However, John Gibbons says pedestrianising more streets is an 'even bigger step' towards cleaner and more sustainable cities.
It comes after a report by the Department of Transport said there’s ‘merit’ in considering congestion charges for Dublin and Cork, as one of over a dozen other proposals for improving quality of life in Irish cities.
The congestion charge is an idea that has been implemented in a number of cities around the world, aimed at reducing traffic in city centres.
In London, for example, there's typically a daily charge of around €13 for most motorists if they drive within large parts of the city between 7am and 6pm, Monday to Friday.
It has been extended to seven days a week on a temporary basis due to the pandemic, with the fee also increased to £15 (around €17).

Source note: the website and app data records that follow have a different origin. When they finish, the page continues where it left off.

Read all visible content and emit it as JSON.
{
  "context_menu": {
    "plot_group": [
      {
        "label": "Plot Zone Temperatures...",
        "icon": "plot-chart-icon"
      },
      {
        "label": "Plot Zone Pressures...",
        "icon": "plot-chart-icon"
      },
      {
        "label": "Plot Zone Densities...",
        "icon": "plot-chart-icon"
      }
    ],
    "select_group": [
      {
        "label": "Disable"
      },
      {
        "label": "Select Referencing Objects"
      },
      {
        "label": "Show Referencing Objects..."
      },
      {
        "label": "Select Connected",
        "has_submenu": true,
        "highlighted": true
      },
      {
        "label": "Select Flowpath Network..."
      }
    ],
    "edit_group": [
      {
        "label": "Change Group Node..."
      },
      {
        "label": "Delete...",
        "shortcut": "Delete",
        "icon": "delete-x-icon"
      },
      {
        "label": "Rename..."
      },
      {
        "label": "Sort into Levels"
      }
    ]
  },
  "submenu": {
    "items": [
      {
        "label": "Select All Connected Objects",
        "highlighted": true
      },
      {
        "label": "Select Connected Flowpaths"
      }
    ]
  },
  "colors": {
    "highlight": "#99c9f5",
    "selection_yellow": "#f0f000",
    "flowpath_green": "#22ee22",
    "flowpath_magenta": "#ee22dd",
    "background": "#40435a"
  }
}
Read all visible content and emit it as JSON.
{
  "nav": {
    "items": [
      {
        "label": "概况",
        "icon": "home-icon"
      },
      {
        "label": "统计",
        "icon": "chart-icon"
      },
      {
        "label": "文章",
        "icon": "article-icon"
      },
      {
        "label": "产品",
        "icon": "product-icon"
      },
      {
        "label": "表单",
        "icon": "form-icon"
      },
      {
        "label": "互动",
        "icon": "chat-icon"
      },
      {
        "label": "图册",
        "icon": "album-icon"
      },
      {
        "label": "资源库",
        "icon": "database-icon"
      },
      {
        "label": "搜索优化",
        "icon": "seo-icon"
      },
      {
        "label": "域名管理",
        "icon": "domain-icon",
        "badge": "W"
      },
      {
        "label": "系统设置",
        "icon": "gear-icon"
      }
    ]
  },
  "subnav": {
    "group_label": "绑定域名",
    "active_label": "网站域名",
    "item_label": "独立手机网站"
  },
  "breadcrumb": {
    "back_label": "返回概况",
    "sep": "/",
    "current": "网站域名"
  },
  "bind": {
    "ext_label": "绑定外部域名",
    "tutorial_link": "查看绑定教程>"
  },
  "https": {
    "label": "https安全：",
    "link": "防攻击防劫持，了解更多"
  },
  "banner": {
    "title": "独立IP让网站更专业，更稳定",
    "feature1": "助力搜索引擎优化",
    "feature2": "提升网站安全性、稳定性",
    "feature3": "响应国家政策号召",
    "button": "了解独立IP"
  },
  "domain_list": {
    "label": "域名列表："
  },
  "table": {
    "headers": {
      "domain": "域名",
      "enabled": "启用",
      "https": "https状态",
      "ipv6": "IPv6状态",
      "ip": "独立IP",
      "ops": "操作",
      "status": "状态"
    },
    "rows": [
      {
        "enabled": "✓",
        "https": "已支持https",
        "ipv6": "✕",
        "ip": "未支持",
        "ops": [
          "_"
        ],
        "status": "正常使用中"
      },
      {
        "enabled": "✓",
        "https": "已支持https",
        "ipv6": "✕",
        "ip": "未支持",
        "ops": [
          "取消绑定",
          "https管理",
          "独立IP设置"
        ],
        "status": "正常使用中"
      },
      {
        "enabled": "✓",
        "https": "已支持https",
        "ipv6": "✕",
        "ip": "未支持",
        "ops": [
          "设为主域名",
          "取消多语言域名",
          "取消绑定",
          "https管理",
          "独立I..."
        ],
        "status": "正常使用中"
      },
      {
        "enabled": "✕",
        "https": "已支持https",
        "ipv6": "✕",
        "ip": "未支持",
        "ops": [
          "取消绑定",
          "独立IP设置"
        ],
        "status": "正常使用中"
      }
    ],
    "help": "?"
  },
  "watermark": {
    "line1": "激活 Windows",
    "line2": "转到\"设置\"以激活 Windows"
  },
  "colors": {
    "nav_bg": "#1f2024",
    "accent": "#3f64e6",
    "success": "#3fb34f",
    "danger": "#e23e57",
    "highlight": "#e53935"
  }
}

Looking at international examples such as London, Stockholm and Milan, the Government report here found there’s “strong evidence that congestion charging delivers reductions in traffic volumes, improves air quality measures and reduces the levels of CO2 from transport emissions”.
Mr Gibbons told Newstalk Breakfast it would be a step in the right direction for Cork and Dublin.
He said: “I think Cork actually has taken an even bigger step in recent days with the announcement of the pedestrianisation of 17 of its city centre streets - that’s really a recognition that cities are first and foremost for people.
“This isn’t really about a competition between pedestrians, public transport users and car users - at one time or another, we’re all one or other of those things.”
Mr Gibbons believes such charges will “almost certainly” be in place in ten years’ time.
However, he also hopes it won’t be necessary as more people will reach a point - thanks to pedestrianisation of more streets and other measures - where it will make ‘no sense whatsoever’ to bring a car into a city centre.
He said introducing the charges will be a 'chicken and egg' situation, suggesting people will continue to drive into the city if they see it as an easier or more appealing approach.
Mr Gibbons pointed to studies showing congestion charges can also lead to a 'marked' improvement in air quality, reduced noise pollution and reduced CO2 levels from transport.
He observed: “Dublin is a relatively small European city in a lightly populated European country - yet Dublin is the sixth most congested city in Europe.
“Not only that, but there was a study in 2017 showing congestion is costing the city over €1 million a day… and the Department of Transport study found that cost is set to rise to €2 billion a year by 2033.
“The question is can you continue to simply pile more and more vehicles into the cities?”
The discussions about congestions charges come amid plans to pedestrianise parts of Dublin - including Merrion Row, Mary Street and part of Capel Street - to entice more people back into the city this summer as restrictions are eased.